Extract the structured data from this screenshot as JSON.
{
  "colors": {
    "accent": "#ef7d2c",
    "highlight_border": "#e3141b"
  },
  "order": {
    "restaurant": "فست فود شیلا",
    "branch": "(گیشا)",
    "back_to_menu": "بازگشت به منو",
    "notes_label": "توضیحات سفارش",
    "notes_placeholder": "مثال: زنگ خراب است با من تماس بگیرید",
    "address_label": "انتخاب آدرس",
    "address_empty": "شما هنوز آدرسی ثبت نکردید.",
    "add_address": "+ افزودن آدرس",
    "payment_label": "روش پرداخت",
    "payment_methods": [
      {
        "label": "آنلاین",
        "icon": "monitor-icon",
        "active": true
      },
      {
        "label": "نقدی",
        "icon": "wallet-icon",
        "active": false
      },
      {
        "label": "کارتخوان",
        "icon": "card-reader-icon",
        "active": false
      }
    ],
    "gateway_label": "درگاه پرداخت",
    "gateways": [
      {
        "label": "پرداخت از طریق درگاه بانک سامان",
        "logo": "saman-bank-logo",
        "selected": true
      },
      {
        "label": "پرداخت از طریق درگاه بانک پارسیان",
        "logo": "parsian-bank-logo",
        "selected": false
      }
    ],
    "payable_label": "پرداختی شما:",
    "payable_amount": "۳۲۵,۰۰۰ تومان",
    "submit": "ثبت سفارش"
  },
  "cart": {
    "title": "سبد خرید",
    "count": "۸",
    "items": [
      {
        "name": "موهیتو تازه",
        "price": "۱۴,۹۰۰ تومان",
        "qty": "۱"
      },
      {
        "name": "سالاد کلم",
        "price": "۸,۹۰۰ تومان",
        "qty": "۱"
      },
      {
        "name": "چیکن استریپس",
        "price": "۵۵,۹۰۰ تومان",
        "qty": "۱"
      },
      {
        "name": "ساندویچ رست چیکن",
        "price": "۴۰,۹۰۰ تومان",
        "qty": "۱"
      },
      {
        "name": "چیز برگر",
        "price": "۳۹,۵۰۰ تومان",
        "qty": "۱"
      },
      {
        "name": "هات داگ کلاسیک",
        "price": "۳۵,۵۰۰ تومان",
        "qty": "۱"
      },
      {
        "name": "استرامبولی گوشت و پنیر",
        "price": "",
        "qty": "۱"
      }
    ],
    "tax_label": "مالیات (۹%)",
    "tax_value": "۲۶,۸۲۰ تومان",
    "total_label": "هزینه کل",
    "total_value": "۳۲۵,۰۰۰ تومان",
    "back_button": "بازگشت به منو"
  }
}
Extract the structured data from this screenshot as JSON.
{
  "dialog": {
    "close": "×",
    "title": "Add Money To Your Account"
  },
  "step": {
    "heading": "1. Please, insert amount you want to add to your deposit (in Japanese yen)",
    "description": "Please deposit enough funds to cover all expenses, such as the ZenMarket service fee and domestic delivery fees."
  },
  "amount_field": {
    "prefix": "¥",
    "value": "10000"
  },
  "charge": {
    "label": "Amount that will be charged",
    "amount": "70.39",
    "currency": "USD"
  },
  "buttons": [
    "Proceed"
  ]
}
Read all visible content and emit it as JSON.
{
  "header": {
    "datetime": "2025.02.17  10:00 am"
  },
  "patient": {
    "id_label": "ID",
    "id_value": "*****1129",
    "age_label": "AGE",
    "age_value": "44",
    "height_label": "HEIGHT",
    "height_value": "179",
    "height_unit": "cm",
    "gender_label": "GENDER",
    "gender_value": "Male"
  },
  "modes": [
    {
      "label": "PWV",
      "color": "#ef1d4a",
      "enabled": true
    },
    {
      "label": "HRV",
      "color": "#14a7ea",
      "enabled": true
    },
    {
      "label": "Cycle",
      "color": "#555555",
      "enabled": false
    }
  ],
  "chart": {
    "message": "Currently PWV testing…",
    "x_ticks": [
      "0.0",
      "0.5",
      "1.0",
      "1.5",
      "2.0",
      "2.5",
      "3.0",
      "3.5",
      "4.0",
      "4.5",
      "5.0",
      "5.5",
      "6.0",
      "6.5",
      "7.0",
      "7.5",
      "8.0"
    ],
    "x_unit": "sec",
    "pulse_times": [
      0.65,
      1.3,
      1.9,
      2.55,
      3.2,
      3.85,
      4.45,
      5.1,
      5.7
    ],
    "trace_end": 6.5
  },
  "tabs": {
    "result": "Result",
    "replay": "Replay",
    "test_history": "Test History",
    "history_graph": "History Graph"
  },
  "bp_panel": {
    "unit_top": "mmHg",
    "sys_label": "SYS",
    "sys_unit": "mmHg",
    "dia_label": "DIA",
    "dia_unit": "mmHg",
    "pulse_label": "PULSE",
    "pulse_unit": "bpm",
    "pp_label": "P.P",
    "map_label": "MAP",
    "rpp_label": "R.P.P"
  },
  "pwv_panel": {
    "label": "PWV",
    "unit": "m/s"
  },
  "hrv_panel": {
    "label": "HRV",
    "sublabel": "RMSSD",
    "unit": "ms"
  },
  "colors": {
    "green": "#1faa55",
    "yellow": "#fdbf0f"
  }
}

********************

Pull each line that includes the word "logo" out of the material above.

(Completed task):
        "logo": "saman-bank-logo",
        "logo": "parsian-bank-logo",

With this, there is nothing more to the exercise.